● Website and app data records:
· · · ·

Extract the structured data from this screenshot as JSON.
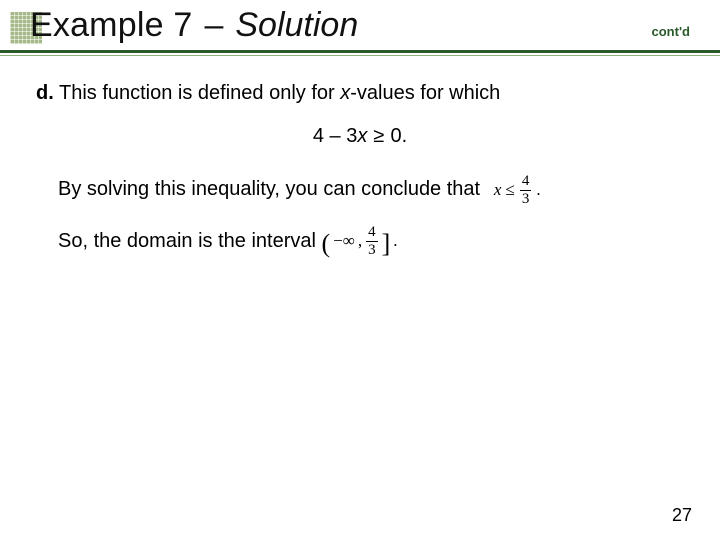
{
  "header": {
    "title_prefix": "Example 7",
    "title_dash": "–",
    "title_suffix": "Solution",
    "contd": "cont'd"
  },
  "body": {
    "part_label": "d.",
    "intro_text_1": " This function is defined only for ",
    "intro_var": "x",
    "intro_text_2": "-values for which",
    "inequality": {
      "lhs_a": "4 – 3",
      "lhs_var": "x",
      "rel_char": "≥",
      "rhs": "0.",
      "full_plain": "4 – 3x ≥ 0."
    },
    "conclude_text": "By solving this inequality, you can conclude that",
    "conclude_math": {
      "var": "x",
      "rel": "≤",
      "frac_num": "4",
      "frac_den": "3",
      "tail": ".",
      "plain": "x ≤ 4/3."
    },
    "domain_text": "So, the domain is the interval",
    "interval": {
      "open": "(",
      "neg_inf": "−∞",
      "comma": ",",
      "frac_num": "4",
      "frac_den": "3",
      "close": "]",
      "tail": ".",
      "plain": "(−∞, 4/3]."
    }
  },
  "page_number": "27"
}
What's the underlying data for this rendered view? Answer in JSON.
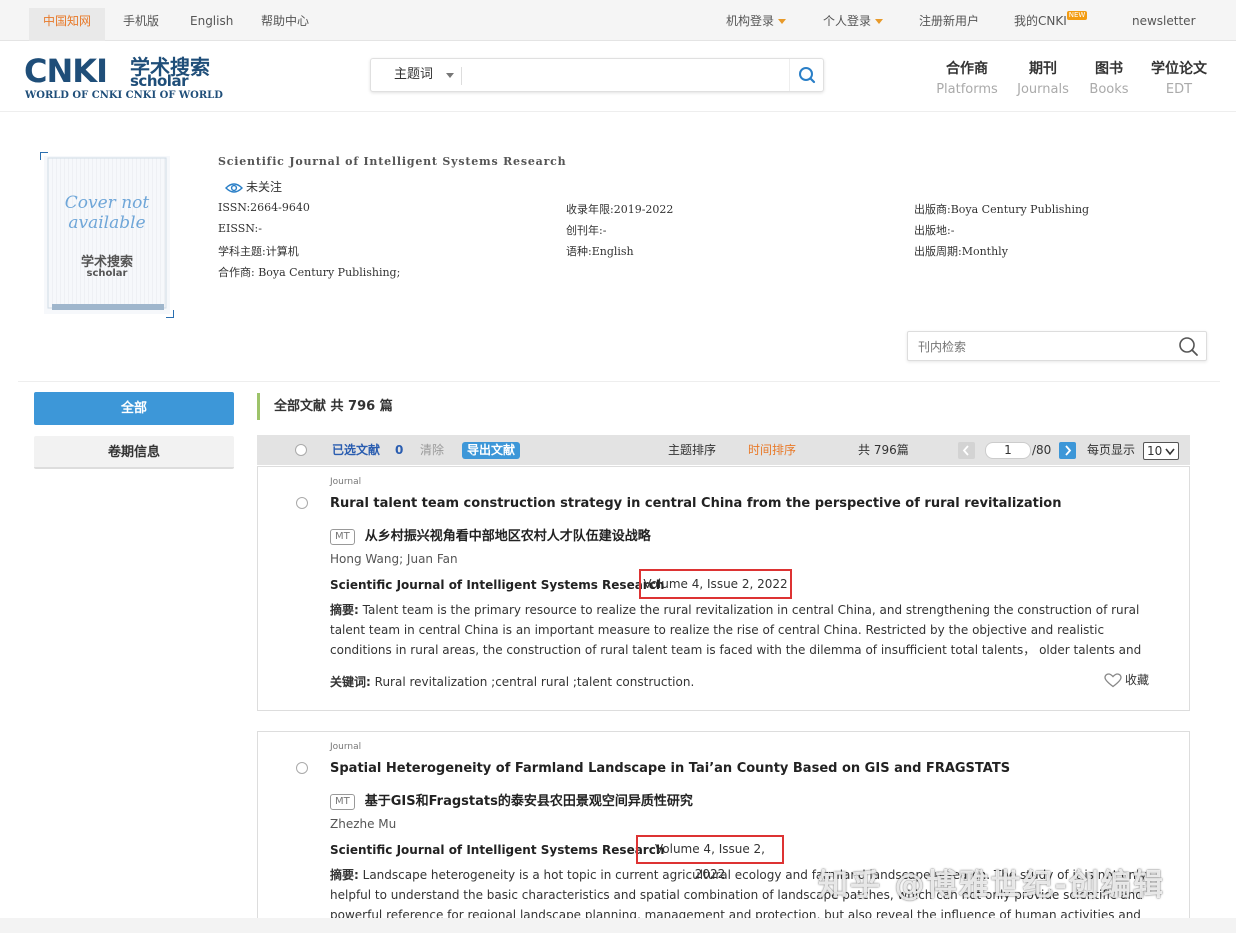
{
  "topbar": {
    "links": [
      "中国知网",
      "手机版",
      "English",
      "帮助中心"
    ],
    "institution_login": "机构登录",
    "personal_login": "个人登录",
    "register": "注册新用户",
    "my_cnki": "我的CNKI",
    "new_badge": "NEW",
    "newsletter": "newsletter"
  },
  "logo": {
    "brand": "CNKI",
    "scholar_zh": "学术搜索",
    "scholar_en": "scholar",
    "tagline": "WORLD OF CNKI CNKI OF WORLD"
  },
  "search": {
    "field_label": "主题词",
    "value": ""
  },
  "nav": [
    {
      "zh": "合作商",
      "en": "Platforms"
    },
    {
      "zh": "期刊",
      "en": "Journals"
    },
    {
      "zh": "图书",
      "en": "Books"
    },
    {
      "zh": "学位论文",
      "en": "EDT"
    }
  ],
  "journal": {
    "cover_text_1": "Cover not",
    "cover_text_2": "available",
    "cover_logo_zh": "学术搜索",
    "cover_logo_en": "scholar",
    "title": "Scientific Journal of Intelligent Systems Research",
    "follow": "未关注",
    "issn": "ISSN:2664-9640",
    "eissn": "EISSN:-",
    "subject": "学科主题:计算机",
    "partner": "合作商: Boya Century Publishing;",
    "years": "收录年限:2019-2022",
    "founded": "创刊年:-",
    "language": "语种:English",
    "publisher": "出版商:Boya Century Publishing",
    "place": "出版地:-",
    "frequency": "出版周期:Monthly"
  },
  "inner_search": {
    "placeholder": "刊内检索"
  },
  "sidebar": {
    "all": "全部",
    "volume_info": "卷期信息"
  },
  "results": {
    "header": "全部文献 共 796 篇",
    "toolbar": {
      "selected_label": "已选文献",
      "selected_count": "0",
      "clear": "清除",
      "export": "导出文献",
      "sort_topic": "主题排序",
      "sort_time": "时间排序",
      "total": "共 796篇",
      "page": "1",
      "page_total": "/80",
      "per_page_label": "每页显示",
      "per_page": "10"
    },
    "articles": [
      {
        "type": "Journal",
        "title": "Rural talent team construction strategy in central China from the perspective of rural revitalization",
        "mt_badge": "MT",
        "title_zh": "从乡村振兴视角看中部地区农村人才队伍建设战略",
        "authors": "Hong Wang; Juan Fan",
        "source": "Scientific Journal of Intelligent Systems Research",
        "volume": "Volume 4, Issue 2, 2022",
        "abstract_label": "摘要:",
        "abstract": "Talent team is the primary resource to realize the rural revitalization in central China, and strengthening the construction of rural talent team in central China is an important measure to realize the rise of central China. Restricted by the objective and realistic conditions in rural areas, the construction of rural talent team is faced with the dilemma of insufficient total talents， older talents and lower educational level. This paper firstly puts forward the problems in...",
        "keywords_label": "关键词:",
        "keywords": "Rural revitalization ;central rural ;talent construction.",
        "favorite": "收藏"
      },
      {
        "type": "Journal",
        "title": "Spatial Heterogeneity of Farmland Landscape in Tai’an County Based on GIS and FRAGSTATS",
        "mt_badge": "MT",
        "title_zh": "基于GIS和Fragstats的泰安县农田景观空间异质性研究",
        "authors": "Zhezhe Mu",
        "source": "Scientific Journal of Intelligent Systems Research",
        "volume": "Volume 4, Issue 2, 2022",
        "abstract_label": "摘要:",
        "abstract": "Landscape heterogeneity is a hot topic in current agricultural ecology and farmland landscape research. The study of it is not only helpful to understand the basic characteristics and spatial combination of landscape patches, which can not only provide scientific and powerful reference for regional landscape planning, management and protection, but also reveal the influence of human activities and natural factors on landscape pattern..."
      }
    ]
  },
  "watermark": "知乎 @博雅世纪-创编辑"
}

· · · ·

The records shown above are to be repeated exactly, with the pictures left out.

● Solution to this problem:
Extract the structured data from this screenshot as JSON.
{
  "header": {
    "title_prefix": "Example 7",
    "title_dash": "–",
    "title_suffix": "Solution",
    "contd": "cont'd"
  },
  "body": {
    "part_label": "d.",
    "intro_text_1": " This function is defined only for ",
    "intro_var": "x",
    "intro_text_2": "-values for which",
    "inequality": {
      "lhs_a": "4 – 3",
      "lhs_var": "x",
      "rel_char": "≥",
      "rhs": "0.",
      "full_plain": "4 – 3x ≥ 0."
    },
    "conclude_text": "By solving this inequality, you can conclude that",
    "conclude_math": {
      "var": "x",
      "rel": "≤",
      "frac_num": "4",
      "frac_den": "3",
      "tail": ".",
      "plain": "x ≤ 4/3."
    },
    "domain_text": "So, the domain is the interval",
    "interval": {
      "open": "(",
      "neg_inf": "−∞",
      "comma": ",",
      "frac_num": "4",
      "frac_den": "3",
      "close": "]",
      "tail": ".",
      "plain": "(−∞, 4/3]."
    }
  },
  "page_number": "27"
}
What's the underlying data for this rendered view? Answer in JSON.
{
  "topbar": {
    "links": [
      "中国知网",
      "手机版",
      "English",
      "帮助中心"
    ],
    "institution_login": "机构登录",
    "personal_login": "个人登录",
    "register": "注册新用户",
    "my_cnki": "我的CNKI",
    "new_badge": "NEW",
    "newsletter": "newsletter"
  },
  "logo": {
    "brand": "CNKI",
    "scholar_zh": "学术搜索",
    "scholar_en": "scholar",
    "tagline": "WORLD OF CNKI CNKI OF WORLD"
  },
  "search": {
    "field_label": "主题词",
    "value": ""
  },
  "nav": [
    {
      "zh": "合作商",
      "en": "Platforms"
    },
    {
      "zh": "期刊",
      "en": "Journals"
    },
    {
      "zh": "图书",
      "en": "Books"
    },
    {
      "zh": "学位论文",
      "en": "EDT"
    }
  ],
  "journal": {
    "cover_text_1": "Cover not",
    "cover_text_2": "available",
    "cover_logo_zh": "学术搜索",
    "cover_logo_en": "scholar",
    "title": "Scientific Journal of Intelligent Systems Research",
    "follow": "未关注",
    "issn": "ISSN:2664-9640",
    "eissn": "EISSN:-",
    "subject": "学科主题:计算机",
    "partner": "合作商: Boya Century Publishing;",
    "years": "收录年限:2019-2022",
    "founded": "创刊年:-",
    "language": "语种:English",
    "publisher": "出版商:Boya Century Publishing",
    "place": "出版地:-",
    "frequency": "出版周期:Monthly"
  },
  "inner_search": {
    "placeholder": "刊内检索"
  },
  "sidebar": {
    "all": "全部",
    "volume_info": "卷期信息"
  },
  "results": {
    "header": "全部文献 共 796 篇",
    "toolbar": {
      "selected_label": "已选文献",
      "selected_count": "0",
      "clear": "清除",
      "export": "导出文献",
      "sort_topic": "主题排序",
      "sort_time": "时间排序",
      "total": "共 796篇",
      "page": "1",
      "page_total": "/80",
      "per_page_label": "每页显示",
      "per_page": "10"
    },
    "articles": [
      {
        "type": "Journal",
        "title": "Rural talent team construction strategy in central China from the perspective of rural revitalization",
        "mt_badge": "MT",
        "title_zh": "从乡村振兴视角看中部地区农村人才队伍建设战略",
        "authors": "Hong Wang; Juan Fan",
        "source": "Scientific Journal of Intelligent Systems Research",
        "volume": "Volume 4, Issue 2, 2022",
        "abstract_label": "摘要:",
        "abstract": "Talent team is the primary resource to realize the rural revitalization in central China, and strengthening the construction of rural talent team in central China is an important measure to realize the rise of central China. Restricted by the objective and realistic conditions in rural areas, the construction of rural talent team is faced with the dilemma of insufficient total talents， older talents and lower educational level. This paper firstly puts forward the problems in...",
        "keywords_label": "关键词:",
        "keywords": "Rural revitalization ;central rural ;talent construction.",
        "favorite": "收藏"
      },
      {
        "type": "Journal",
        "title": "Spatial Heterogeneity of Farmland Landscape in Tai’an County Based on GIS and FRAGSTATS",
        "mt_badge": "MT",
        "title_zh": "基于GIS和Fragstats的泰安县农田景观空间异质性研究",
        "authors": "Zhezhe Mu",
        "source": "Scientific Journal of Intelligent Systems Research",
        "volume": "Volume 4, Issue 2, 2022",
        "abstract_label": "摘要:",
        "abstract": "Landscape heterogeneity is a hot topic in current agricultural ecology and farmland landscape research. The study of it is not only helpful to understand the basic characteristics and spatial combination of landscape patches, which can not only provide scientific and powerful reference for regional landscape planning, management and protection, but also reveal the influence of human activities and natural factors on landscape pattern..."
      }
    ]
  },
  "watermark": "知乎 @博雅世纪-创编辑"
}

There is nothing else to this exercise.